Next Oprah Book Club Pick

The drumbeats are increasing for Oprah’s next pick, to be announced a week from Friday — the AP has a story today.

We began speculating several weeks ago, when Jeffrey Gegner, Popular Materials Specialist at Hennepin County spotted a blind listing on both B&T and Ingram for “Oprah Book Club #62,” a HarperCollins title with a price of $25.95 in hardcover, also available in large type. No paperback version was listed, indicating it’s a new title.

Jeffrey noted that The Story of Edgar Sawtelle fits all the clues — published by Ecco, an imprint of HarperCollins, priced at $25.95 and not yet available in paperback.

My guess was Brida by Paul Coelho. I thought a novel about a spiritual quest would appeal to Oprah. It’s also from HarperCollins, in hardcover and large type, but I overlooked the fact that it’s priced at a dollar less than “Oprah Book Club #62.”

Two other excellent guesses from our readers, The Lace Reader and The Art of Racing in the Rain, are also a dollar cheaper than #62.

The MediaBistro book publishing blog, GalleyCat got into the game this week. Checking on B&N, GC says it appears the title will be available in trade paper next week. That makes sense, since Oprah has stuck to titles available in paperback for the Club.

GalleyCat’s original prediction was Edward P. Jones’s short story collection, All Aunt Hagar’s Children, Right hardcover price, right publisher, but it turns out that it’s already available in trade paper.

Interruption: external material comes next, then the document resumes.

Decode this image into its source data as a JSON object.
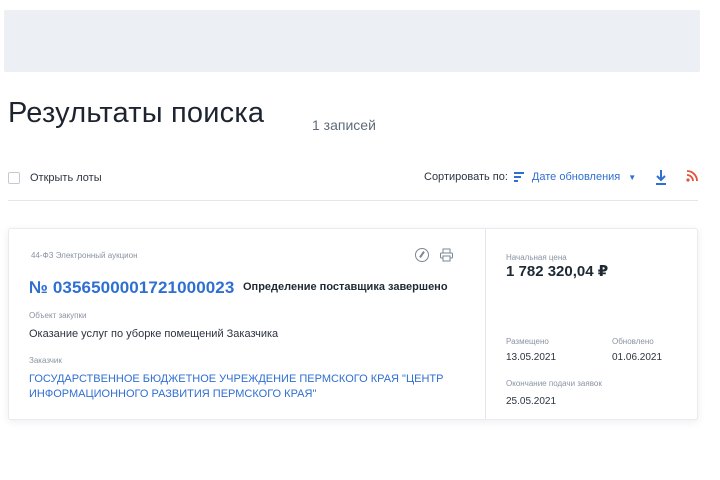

Another thought is the forthcoming title by an early and very popular Oprah Book Club author, Wally Lamb. The Hour I First Believed is not due until until November and is four dollars more than #62, but GC notes, a publisher would surely be willing to change both if they could for an Oprah pick (but, damn, that kind of thinking renders all clues useless!)

But a wise GalleyCat reader suggests it’s Edgar Sawtelle.

Jeffrey, I have the feeling you nailed this one.

One Response to “Next Oprah Book Club Pick”

  1. Ron Hogan Says:

    One quick clarification: That trade paper thing? I’m pretty sure now that I was just misreading the catalog information for the large print edition. That, and other clues, lead me to believe Jeffrey is right and that we’re looking at Edgar Sawtelle.